Though it has been highly profitable in the short term, like the violent magic of extraction, anti-ecology sows the seeds of its own destruction. Yet “the logic of ecology means that any system based on anti-ecological behaviour — taking more than it put back, severing interdependence, smothering diversity with homogenising domination — must eventually collapse” (p. 61-62). Against the latter then the task for us is “cultivating a living practice of democracy based on ecological principles” (p. 82). Against deepening anti-ecology, the answer is to seize the means of production, yes! But to do so in a way that works together with the more fundamental means of reproduction. As Tim says, let us “distribute seeds: the means of reproduction” (p. 72).
Knowing the world at the end of the world
What I have found useful about Living Democracy is how it contributes to our thinking new repertoires for politics, working up an alternative grammar for environmental politics where anti-racism, anti-colonial, anti-capitalist, collective and ecological, are all synchronous.
Tim celebrates the end of the world as we know it. As others have pointed out, the world we’ve known is now coming to an end. One which reared its first monstrous head as early modern five centuries back with colonial extractivism, was propelled by racialised possessive logics, and in its 20th and 21st century forms was updated with ever-expanding production and never-ending developmentalism/growth. A world where corporations and the wealthy can still “mouth support for the environment” (p. 4) while committing to owning it and mass-producing in its name.
It is this anti-ecological world we’ve known for close to 500 years that must now come to an end. One that one small part of humanity built on the backs of the other part of humanity and against the state of nature. It’s this world that looks like it’s coming to an end. And I as I say this I wonder if we have ever really known the world? The possibility that remains before us now is to come to know another. I welcome this future too.
Baldwin, Andrew (2013), Racialisation and the Figure of the Climate-Change Migrant. Environment and Planning A: Economy and Space, 45(6), 1474–1490. https://doi.org/10.1068/a45388
Davies, Archie (2021), The racial division of nature: Making land in Recife. Trans Inst Br Geogr. 2021; 46: 270–283. https://doi.org/10.1111/tran.12426

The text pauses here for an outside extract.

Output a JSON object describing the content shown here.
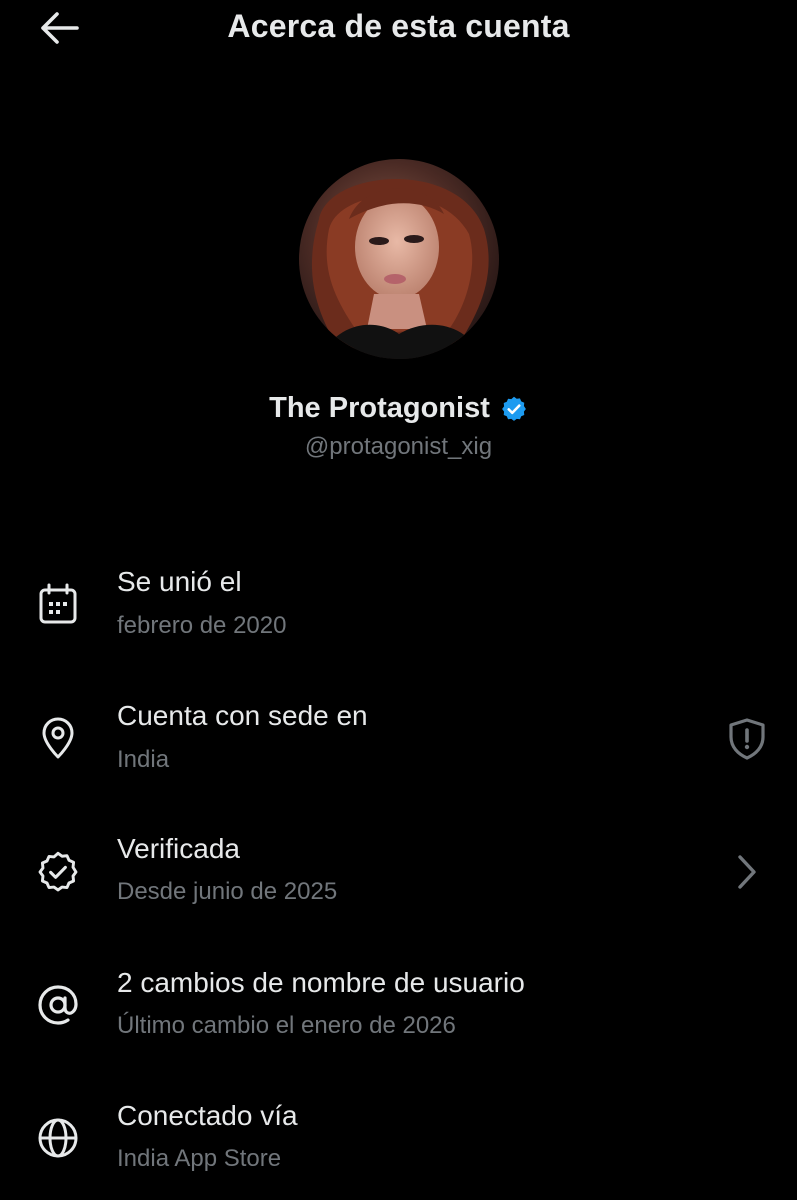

Fernandez, Marierla, Brandon Harris & Jeff Rose (2021), Greensplaining environmental justice: A narrative of race, ethnicity, and justice in urban greenspace development, Journal of Race, Ethnicity and the City, 2:2, 210-231.

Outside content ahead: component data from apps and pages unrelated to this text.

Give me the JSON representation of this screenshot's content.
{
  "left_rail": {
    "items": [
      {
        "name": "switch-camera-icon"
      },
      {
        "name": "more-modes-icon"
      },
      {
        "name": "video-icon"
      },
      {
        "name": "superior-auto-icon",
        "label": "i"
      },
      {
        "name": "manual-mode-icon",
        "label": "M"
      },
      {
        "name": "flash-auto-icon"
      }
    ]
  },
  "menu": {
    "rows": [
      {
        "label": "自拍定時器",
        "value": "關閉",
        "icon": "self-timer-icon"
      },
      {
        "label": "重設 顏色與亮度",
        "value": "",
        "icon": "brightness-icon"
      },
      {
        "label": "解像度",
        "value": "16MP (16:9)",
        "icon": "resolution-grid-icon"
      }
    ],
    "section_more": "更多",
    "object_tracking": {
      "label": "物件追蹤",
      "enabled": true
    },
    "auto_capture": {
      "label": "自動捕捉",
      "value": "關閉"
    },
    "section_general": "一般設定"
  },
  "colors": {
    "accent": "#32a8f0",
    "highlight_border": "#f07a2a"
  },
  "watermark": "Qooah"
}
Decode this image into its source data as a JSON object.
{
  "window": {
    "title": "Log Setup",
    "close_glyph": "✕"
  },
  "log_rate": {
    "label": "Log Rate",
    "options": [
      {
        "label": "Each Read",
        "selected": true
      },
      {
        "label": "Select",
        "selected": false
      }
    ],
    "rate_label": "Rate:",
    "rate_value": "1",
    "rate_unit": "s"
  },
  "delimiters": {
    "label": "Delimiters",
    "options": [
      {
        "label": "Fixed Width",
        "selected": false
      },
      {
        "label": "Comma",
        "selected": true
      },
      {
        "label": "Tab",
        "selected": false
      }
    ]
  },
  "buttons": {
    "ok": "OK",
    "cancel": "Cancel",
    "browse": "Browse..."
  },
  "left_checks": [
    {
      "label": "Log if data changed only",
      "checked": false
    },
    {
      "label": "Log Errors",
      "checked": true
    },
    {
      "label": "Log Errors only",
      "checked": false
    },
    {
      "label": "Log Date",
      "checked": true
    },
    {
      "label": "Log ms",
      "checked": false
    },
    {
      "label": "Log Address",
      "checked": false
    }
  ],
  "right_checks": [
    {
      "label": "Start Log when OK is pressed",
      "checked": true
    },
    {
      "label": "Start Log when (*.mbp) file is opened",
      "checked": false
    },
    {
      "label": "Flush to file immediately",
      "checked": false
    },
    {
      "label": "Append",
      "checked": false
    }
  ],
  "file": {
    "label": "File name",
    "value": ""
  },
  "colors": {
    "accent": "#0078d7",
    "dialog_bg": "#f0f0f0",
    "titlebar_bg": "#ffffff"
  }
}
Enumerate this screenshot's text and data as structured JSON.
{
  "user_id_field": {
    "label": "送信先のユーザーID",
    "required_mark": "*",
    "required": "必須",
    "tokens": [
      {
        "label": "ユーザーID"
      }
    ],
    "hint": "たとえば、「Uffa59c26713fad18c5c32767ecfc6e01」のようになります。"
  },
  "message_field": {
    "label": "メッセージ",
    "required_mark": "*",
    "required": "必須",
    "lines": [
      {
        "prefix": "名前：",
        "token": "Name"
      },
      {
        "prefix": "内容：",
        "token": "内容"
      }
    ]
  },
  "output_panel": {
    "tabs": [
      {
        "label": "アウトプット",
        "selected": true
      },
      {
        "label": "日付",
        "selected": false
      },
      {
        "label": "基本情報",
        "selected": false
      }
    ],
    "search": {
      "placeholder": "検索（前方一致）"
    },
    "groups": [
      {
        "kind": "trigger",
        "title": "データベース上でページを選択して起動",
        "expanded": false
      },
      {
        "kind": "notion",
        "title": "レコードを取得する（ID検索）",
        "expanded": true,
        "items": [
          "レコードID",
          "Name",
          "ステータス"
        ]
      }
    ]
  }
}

Grosz, Elizabeth (2011), Becoming Undone: Darwinian Reflections on Life, Politics, and Art. Durham: Duke University Press.
Hollo, Tim (2022), Living Democracy: An ecological manifesto for the world as we know it. New South Books.
Carlos Eduardo Morreo is a writer and organiser living in Naarm/Melbourne and the current editor of Green Agenda. Carlos is a Lecturer at Trinity College, University of Melbourne and previously he taught in the School of Politics and International Relations at the Australian National University in Canberra where he completed his PhD. For several years Carlos was the executive officer of the independent Institute of Postcolonial Studies. He co-edited Postdevelopment in Practice: Alternatives, Economies, Ontologies (Routledge 2019) with Elise Klein.
Image credit. Feature image, 2020 Abstracts by Chris McPhee, 2020 (CC BY-ND 2.0 DEED).